1.   The record contains no mention of Franklin's personal injuries or any claims that he may have pursued in that regard.

2.   The First Circuit did not elaborate on its holding and gave no basis for its conclusion on the sales tax issue.

3.   La.R.S. 22:655(D) provides:It is also the intent of this Section that all liability policies within their terms and limits are executed for the benefit of all injured persons and their survivors or heirs to whom the insured is liable;  and, that it is the purpose of all liability policies to give protection and coverage to all insureds, whether they are named insured or additional insureds under the omnibus clause, for any legal liability said insured may have as or for a tort-feasor within the terms and limits of said policy.

4.   Because of our determination of this issue in the context of legal subrogation, we do not comment on State Farm's reliance on the language of its insurance policy as authority for the proposition that it owed sales tax to its insured.

5.   Although this is the general rule, when a part of the purchase price is represented by a vehicle traded in, the sales or use tax is payable on the total purchase price, less the market value of the trade-in.  La.R.S. 47:305 C(1).   Similarly, rebates and cash discounts offered by either the dealer or the manufacturer reduce the sale price subject to sales or use tax.  La.R.S. 47:301(3)(e), 301(13)(b).

6.   If replacement were jurisprudentially required, this would give rise to an event or transaction which would, by operation of law, give rise to liability for the payment of sales tax.   However, such is not the case.
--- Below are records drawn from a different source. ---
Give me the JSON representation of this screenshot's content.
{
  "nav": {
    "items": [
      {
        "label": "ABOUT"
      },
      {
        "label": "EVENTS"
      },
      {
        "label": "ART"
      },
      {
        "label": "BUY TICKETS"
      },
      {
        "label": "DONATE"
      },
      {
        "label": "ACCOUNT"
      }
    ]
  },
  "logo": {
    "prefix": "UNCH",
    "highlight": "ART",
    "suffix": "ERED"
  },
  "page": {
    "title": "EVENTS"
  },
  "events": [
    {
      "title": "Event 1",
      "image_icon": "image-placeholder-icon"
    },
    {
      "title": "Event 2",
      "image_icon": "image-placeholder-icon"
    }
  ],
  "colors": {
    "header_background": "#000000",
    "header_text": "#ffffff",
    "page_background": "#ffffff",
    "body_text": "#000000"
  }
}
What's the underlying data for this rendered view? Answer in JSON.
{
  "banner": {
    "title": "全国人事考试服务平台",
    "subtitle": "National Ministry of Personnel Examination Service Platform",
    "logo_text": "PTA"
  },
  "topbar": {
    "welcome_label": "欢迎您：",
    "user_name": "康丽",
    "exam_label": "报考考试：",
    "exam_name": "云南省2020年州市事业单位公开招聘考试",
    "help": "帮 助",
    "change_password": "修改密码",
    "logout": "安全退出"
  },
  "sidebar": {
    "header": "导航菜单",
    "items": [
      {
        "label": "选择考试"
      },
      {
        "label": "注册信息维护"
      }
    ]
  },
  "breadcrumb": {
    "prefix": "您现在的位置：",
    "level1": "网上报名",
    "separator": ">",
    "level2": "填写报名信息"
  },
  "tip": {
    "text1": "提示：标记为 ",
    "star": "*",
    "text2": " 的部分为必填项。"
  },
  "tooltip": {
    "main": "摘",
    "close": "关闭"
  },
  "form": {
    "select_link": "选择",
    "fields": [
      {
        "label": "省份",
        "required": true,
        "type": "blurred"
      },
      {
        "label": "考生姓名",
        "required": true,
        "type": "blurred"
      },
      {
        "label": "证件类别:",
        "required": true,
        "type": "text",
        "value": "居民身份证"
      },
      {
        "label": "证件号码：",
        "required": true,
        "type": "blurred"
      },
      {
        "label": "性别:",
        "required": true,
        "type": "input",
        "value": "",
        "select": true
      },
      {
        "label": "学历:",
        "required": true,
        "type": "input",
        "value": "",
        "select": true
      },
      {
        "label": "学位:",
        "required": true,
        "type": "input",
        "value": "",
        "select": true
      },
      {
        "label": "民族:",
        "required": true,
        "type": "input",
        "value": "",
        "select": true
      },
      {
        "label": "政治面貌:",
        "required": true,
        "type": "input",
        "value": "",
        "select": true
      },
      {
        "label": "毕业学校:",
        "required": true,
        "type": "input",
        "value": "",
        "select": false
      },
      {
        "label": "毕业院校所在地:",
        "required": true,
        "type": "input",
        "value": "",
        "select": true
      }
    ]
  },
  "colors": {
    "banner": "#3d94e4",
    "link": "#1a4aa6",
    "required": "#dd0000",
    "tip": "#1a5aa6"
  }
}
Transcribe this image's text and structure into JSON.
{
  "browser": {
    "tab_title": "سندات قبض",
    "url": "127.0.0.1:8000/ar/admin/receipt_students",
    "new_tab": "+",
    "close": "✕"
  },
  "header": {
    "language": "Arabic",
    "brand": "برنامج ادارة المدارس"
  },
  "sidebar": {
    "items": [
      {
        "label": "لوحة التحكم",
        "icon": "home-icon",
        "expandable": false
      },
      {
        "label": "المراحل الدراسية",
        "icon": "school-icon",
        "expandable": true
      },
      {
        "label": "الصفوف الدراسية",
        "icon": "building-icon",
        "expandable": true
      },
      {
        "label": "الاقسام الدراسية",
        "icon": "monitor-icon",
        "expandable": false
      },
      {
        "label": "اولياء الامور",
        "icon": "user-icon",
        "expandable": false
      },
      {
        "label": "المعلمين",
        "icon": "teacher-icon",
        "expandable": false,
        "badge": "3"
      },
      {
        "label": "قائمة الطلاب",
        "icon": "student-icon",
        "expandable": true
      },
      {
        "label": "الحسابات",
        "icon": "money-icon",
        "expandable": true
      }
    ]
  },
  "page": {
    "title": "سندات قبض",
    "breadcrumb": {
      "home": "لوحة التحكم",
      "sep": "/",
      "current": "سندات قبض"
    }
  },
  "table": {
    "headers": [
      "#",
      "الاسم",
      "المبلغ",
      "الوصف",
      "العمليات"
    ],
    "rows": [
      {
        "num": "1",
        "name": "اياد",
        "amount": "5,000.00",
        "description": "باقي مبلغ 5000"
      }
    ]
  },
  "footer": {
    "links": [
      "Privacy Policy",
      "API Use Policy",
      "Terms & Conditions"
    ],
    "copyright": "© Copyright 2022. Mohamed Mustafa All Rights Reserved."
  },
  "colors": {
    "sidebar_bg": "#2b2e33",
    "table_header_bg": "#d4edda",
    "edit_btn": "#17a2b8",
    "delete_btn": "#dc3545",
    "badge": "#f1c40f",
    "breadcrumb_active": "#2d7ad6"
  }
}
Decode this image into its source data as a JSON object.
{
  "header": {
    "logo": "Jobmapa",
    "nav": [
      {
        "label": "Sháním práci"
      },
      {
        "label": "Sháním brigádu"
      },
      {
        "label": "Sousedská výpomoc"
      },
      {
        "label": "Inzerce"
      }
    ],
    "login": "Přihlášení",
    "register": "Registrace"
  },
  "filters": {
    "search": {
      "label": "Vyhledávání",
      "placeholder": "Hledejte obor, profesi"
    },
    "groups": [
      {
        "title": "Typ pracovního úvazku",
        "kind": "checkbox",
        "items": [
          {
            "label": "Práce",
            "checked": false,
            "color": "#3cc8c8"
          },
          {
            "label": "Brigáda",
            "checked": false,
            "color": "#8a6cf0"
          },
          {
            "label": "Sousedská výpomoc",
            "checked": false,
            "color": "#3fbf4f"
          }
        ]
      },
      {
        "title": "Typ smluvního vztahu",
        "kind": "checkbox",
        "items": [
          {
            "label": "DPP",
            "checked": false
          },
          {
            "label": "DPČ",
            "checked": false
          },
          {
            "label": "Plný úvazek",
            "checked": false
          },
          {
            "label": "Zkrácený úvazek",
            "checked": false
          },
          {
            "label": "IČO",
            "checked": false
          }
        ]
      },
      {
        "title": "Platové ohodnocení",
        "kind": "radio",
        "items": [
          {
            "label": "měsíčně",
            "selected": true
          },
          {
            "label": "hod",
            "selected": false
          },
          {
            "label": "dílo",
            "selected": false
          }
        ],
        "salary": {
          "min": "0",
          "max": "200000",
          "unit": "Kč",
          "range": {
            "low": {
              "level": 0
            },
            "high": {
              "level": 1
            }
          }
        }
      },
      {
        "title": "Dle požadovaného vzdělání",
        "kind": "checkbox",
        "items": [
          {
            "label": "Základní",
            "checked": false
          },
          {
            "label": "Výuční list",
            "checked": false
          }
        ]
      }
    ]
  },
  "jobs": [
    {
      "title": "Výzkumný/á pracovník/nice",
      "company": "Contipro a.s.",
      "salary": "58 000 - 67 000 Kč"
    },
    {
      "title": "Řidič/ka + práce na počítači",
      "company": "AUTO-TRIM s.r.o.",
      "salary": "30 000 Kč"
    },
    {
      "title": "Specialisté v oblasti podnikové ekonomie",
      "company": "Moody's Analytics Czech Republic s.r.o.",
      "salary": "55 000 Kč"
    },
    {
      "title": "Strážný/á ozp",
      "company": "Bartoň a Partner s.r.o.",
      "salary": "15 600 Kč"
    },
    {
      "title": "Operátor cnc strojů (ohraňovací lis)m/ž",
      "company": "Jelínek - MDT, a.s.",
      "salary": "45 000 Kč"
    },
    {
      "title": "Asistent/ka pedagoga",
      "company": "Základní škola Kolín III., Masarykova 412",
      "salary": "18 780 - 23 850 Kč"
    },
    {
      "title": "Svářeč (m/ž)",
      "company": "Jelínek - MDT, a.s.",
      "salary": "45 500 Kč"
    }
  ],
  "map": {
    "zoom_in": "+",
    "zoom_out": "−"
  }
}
7.   The thrust of the Roman Catholic Church decision was to insure the compensation of the victim to the full extent of his loss.   Although the case involves immovable property and frowns upon the use of an arbitrary formula in the assessment of property damage, the utilization of such a formula for the pre-accident valuation of the movable property in the present case (value of the vehicle just before the accident, less its salvage value) does not undermine the assessment of the loss suffered.   Reference to the age and condition of a totaled vehicle is tailored to the specific facts and circumstances presented, constitutes a highly workable methodology for making good the victim's loss, and yields full compensation for the loss.

8.   La.R.S. 22:655(D) further recognizes that although all liability policies are “executed for the benefit of all injured persons,” such public policy is subject “to the terms and limits of said policy.”

1.   The term “value” has different meanings in different contexts.   The “value” of a vehicle to the tort victim who has to purchase it (by paying the sales price plus tax) to replace the vehicle destroyed by the tortfeasor is different from the “value” of the same vehicle to the person who sells it to the tort victim (and receives only the sales price).In my view, the “value” of the destroyed vehicle, at the time just prior to the accident when the tort victim had no intention of selling it, has little relevance in determining reparation for tort-caused damages.

 KNOLL, Justice.* FN* Marcus, J., not on panel.   Rule IV, Part 2, § 3.

VICTORY, J., concurs.

FindLaw Career Center

    Select a Job Title

      Post a Job  |  Careers Home

    View More